First. Recessions, corrections, and market turmoil are normal. History shows us that dramatic market declines happen, and unfortunately, companies go out of business or contract severely. History further shows us that the market (as a whole) corrects itself when it reaches a proscribed level where valuations become more in line with reality. There are many factors that lead us into downward markets; some are appropriate (when share prices are unsustainably high relative to expected earnings and profits) and some are completely emotional: a spiraling of fear and mistrust.

If recessions and market corrections are normal, then why get all excited? People get excited because of the speculators, who bet the wrong way, and get hurt the worst. Moreover, those who are taking more risk in their portfolio than they can actually tolerate typically feed the frenzy by selling when the markets get hit. It’s very difficult to take emotions out of risk, which is why so many people act on emotions with their money as soon as fear kicks in. But the bottom line is this: If you are properly invested in terms of risk and time horizon, then you can weather the storm and the fuss and be no worse off.

#2: Look At The Big Picture
Secondly, if you’re concerned about financial instability, instead of letting the media frenzy dictate your moves, take a look at your overall financial picture. The most important things to examine are the following:
1. The amount of debt you carry
2. Your career/job status
3. The amount of liquidity you have outside of your long-term investments
4. Uninsured threats (lawsuits, liabilities, potential big-ticket costs)
5. Your cost of living and how well it aligns with your values.

#3: Take Care of Your Future
Third. Do you have a written financial plan that examines your current financial situation and creates a pathway to your preferred future and goals? If you don’t, it might be because you don’t know who to meet with. You might be embarrassed or feel insecure to share personal information.
My advice: Look for a Fee-Only Fiduciary who doesn’t sell products, have any conflicts of interest, and is properly experienced to help you navigate your financial life. Just like your health care providers have formed a partnership around your health, so too does a financial planner who works in your best interest. Check out NAPFA.org for a list of fee-only professionals that you may want to interview.

#4: Only You Can Form Your Own Beliefs
Fourth. Words have consequences. When you take words into your head and give them power, they can become part of your thinking and beliefs. This process could affect your decision making for the rest of your life.

Be judicious and highly selective about what you read and what you accept as truth. Just because someone wrote it or said it doesn’t make it true. Verify what you hear and see if it’s applicable to you and your situation. Ask questions and avoid making financial decisions based on fear, greed, or lack of information. Gut feelings are not to be trusted; nor are they a substitute for sound planning and an appropriate road map that achieves your goals.

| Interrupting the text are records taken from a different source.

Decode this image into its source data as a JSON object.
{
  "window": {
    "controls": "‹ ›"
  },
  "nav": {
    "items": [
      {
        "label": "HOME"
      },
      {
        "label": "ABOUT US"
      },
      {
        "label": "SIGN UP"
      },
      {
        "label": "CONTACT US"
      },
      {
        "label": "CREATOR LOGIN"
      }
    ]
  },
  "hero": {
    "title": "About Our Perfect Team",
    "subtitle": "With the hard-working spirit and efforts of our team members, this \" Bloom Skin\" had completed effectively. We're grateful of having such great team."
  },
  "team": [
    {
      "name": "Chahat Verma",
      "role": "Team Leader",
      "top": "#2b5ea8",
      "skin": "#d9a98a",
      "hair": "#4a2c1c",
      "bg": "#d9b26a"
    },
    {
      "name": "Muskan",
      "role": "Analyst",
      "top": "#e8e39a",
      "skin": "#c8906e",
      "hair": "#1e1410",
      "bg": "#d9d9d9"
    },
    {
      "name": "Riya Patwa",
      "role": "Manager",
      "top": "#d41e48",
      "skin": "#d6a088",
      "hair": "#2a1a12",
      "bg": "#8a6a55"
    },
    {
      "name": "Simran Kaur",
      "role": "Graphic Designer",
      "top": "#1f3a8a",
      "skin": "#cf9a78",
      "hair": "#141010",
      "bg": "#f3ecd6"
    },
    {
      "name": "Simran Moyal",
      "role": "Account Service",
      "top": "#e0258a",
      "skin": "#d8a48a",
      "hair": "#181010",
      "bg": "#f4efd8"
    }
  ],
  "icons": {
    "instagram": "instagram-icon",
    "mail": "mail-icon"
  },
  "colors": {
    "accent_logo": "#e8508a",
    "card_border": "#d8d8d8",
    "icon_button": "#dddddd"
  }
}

We are subject to what is known as confirmation bias. In other words, we tend to listen to or read information from those with whom we already agree. If you believe a particular stock or sector is the next big thing, you will tend to research all the articles that agree with you, rather than look at counter arguments. Be aware of this very human tendency. Being aware of our weaknesses is a strong practice.

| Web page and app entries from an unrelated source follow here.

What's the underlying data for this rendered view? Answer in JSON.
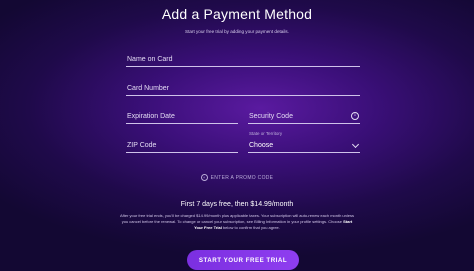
{
  "header": {
    "title": "Add a Payment Method",
    "subtitle": "Start your free trial by adding your payment details."
  },
  "form": {
    "name_on_card": {
      "label": "Name on Card"
    },
    "card_number": {
      "label": "Card Number"
    },
    "expiration_date": {
      "label": "Expiration Date"
    },
    "security_code": {
      "label": "Security Code",
      "icon": "info-icon"
    },
    "zip_code": {
      "label": "ZIP Code"
    },
    "state": {
      "label": "State or Territory",
      "value": "Choose",
      "icon": "chevron-down-icon"
    }
  },
  "promo": {
    "label": "ENTER A PROMO CODE",
    "icon": "plus-circle-icon"
  },
  "pricing": {
    "headline": "First 7 days free, then $14.99/month"
  },
  "legal": {
    "text_1": "After your free trial ends, you'll be charged $14.99/month plus applicable taxes. Your subscription will auto-renew each month unless you cancel before the renewal. To change or cancel your subscription, see Billing Information in your profile settings. Choose ",
    "cta_ref": "Start Your Free Trial",
    "text_2": " below to confirm that you agree."
  },
  "cta": {
    "label": "START YOUR FREE TRIAL"
  },
  "colors": {
    "background": "#3a0f78",
    "accent": "#8f3ef0"
  }
}
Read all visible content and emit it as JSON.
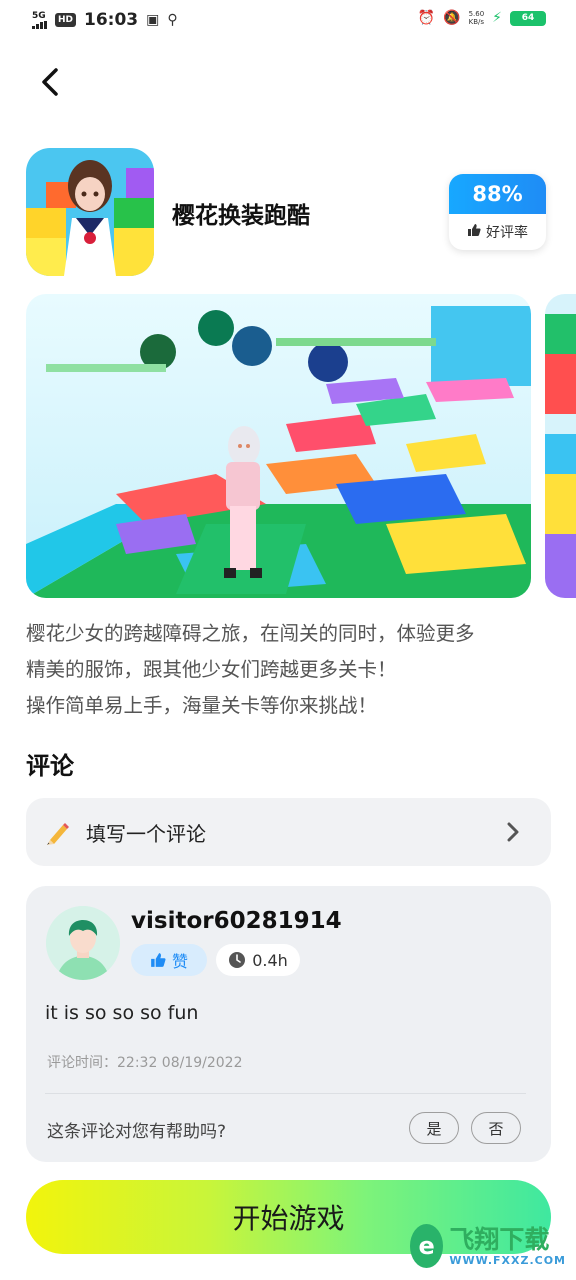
{
  "status_bar": {
    "network": "5G",
    "hd": "HD",
    "time": "16:03",
    "speed_value": "5.60",
    "speed_unit": "KB/s",
    "battery": "64"
  },
  "app": {
    "title": "樱花换装跑酷",
    "rating_value": "88%",
    "rating_label": "好评率"
  },
  "description": [
    "樱花少女的跨越障碍之旅，在闯关的同时，体验更多",
    "精美的服饰，跟其他少女们跨越更多关卡！",
    "操作简单易上手，海量关卡等你来挑战！"
  ],
  "reviews_section": {
    "title": "评论",
    "write_label": "填写一个评论"
  },
  "review": {
    "username": "visitor60281914",
    "like_label": "赞",
    "playtime": "0.4h",
    "text": "it is so so so fun",
    "time_label": "评论时间：22:32 08/19/2022",
    "helpful_question": "这条评论对您有帮助吗?",
    "yes_label": "是",
    "no_label": "否"
  },
  "start_button": "开始游戏",
  "watermark": {
    "main": "飞翔下载",
    "sub": "WWW.FXXZ.COM"
  },
  "colors": {
    "rating_blue": "#1f8cf5",
    "start_gradient_left": "#f2f40c",
    "start_gradient_right": "#3fe8a0",
    "card_bg": "#eef0f3"
  }
}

Big, dramatic market changes happen. You should expect them. You’ll see all the predictions, you’ll see all the media, and the chances are great that at some point, a correction or recession will happen.

History indicates that possibility as reasonable, but it doesn’t have to create chaos, panic, or turmoil in your life if you prepare appropriately and make sure you’re knowledgeable. Your life, your money, and your values should always align with your actions to prevent failure.

It’s up to you.